Nearly 60 years ago, a forced laborer in a Hungarian brick factory hatched a far-fetched plan to escape.
Earlier this week, we heard from Donovan Richards, chief of staff for New York City Councilman James Sanders, who said the Rockaways were abandoned by FEMA, the city and the state, after Superstorm Sandy hit.
The Rockaway Peninsula is a thin strip of land south of John F. Kennedy International Airport that protects parts of Manhattan from the Atlantic, and it was among the areas hardest hit by the storm.
Richards said it took FEMA at least ten days to show up in the Rockaways, after Sandy struck.
But Mike Karl of FEMA said he was on the ground in the Rockaways on November 2, four days after the storm hit New York.

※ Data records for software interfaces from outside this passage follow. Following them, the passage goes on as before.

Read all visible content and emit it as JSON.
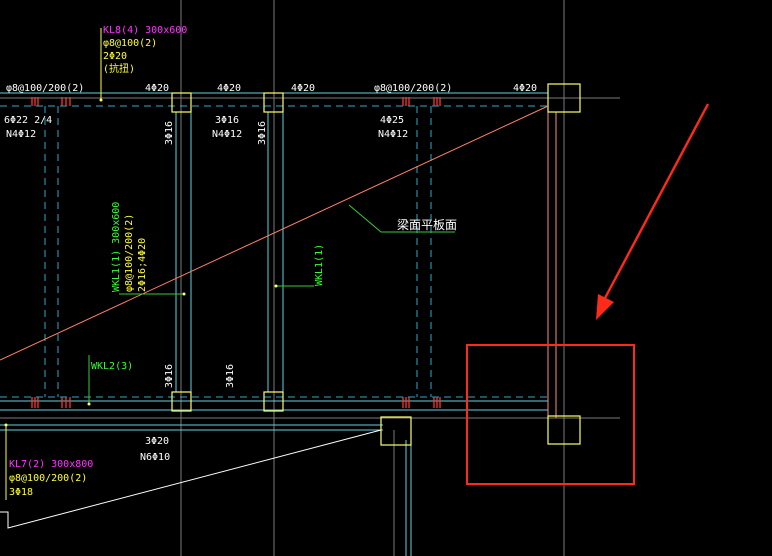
{
  "colors": {
    "background": "#000000",
    "beam_line": "#5fd3e0",
    "beam_dashed": "#34a9c8",
    "column_outline": "#ffff66",
    "text_white": "#ffffff",
    "text_magenta": "#ff33ff",
    "text_yellow": "#ffff33",
    "text_green": "#33ff33",
    "leader_green": "#33cc33",
    "slab_line": "#ff8066",
    "highlight": "#ff2a1a",
    "hatch": "#ff3333",
    "grid": "#8a8a8a"
  },
  "labels": {
    "kl8": {
      "name": "KL8(4) 300x600",
      "stirrup": "φ8@100(2)",
      "top": "2Φ20",
      "extra": "(抗扭)"
    },
    "top_rebar": [
      "φ8@100/200(2)",
      "4Φ20",
      "4Φ20",
      "4Φ20",
      "φ8@100/200(2)",
      "4Φ20"
    ],
    "left_bottom": [
      "6Φ22 2/4",
      "N4Φ12"
    ],
    "mid_bottom": [
      "3Φ16",
      "N4Φ12"
    ],
    "right_bottom": [
      "4Φ25",
      "N4Φ12"
    ],
    "vert_3c16": "3Φ16",
    "slab_label": "梁面平板面",
    "wkl1_left": [
      "WKL1(1) 300x600",
      "φ8@100/200(2)",
      "2Φ16;4Φ20"
    ],
    "wkl1_right": "WKL1(1)",
    "wkl2": "WKL2(3)",
    "bottom_rebar": [
      "3Φ20",
      "N6Φ10"
    ],
    "kl7": {
      "name": "KL7(2) 300x800",
      "stirrup": "φ8@100/200(2)",
      "bottom": "3Φ18"
    }
  }
}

Karl told Here & Now‘s Robin Young that FEMA worked with the city and state before, during and after the storm hit.
Responding to criticism that FEMA wasn’t doing enough to help people, Karl said that by law, FEMA can only come in and work at the request of the governor.
But Occupy Sandy volunteer Sofia Gallisa, who has been in the Rockaways helping stranded residents for two weeks, said the entire government response has been disheartening at every level.
And she said people’s lives are still at risk.
“People are dying in their apartments because they don’t have heat or power or medicine,” Gallisa said. “It’s infuriating to see this slow response and this ineptitude from the government.”
Karl said FEMA officials are in the Rockaways, going door to door, passing out pamphlets and providing information. They also have registration assistance teams in the area to help people fill out the proper paperwork to get aid.
And he said they have provided food and water to residents and to the National Guard for distribution.
But the Occupy volunteers say they are doing more than the paid federal workers.
“This is not supposed to be my job,” Gallisa said. “We are working as hard as we can, putting blood sweat and tears into it. But the love with which we are doing this work is coupled with anger at government agencies.”
Karl said FEMA has limitations, but it is helping survivors.
“We’re doing the best we can, and everyday we do a little bit more,” Karl said. “But it takes time to mobilize the right assets and the right resources to provide the maximum assistance to the disaster survivors.”
From controversial new textbooks to a Maverick family reunion, here are stories from Jeremy Hobson's week in Houston and San Antonio.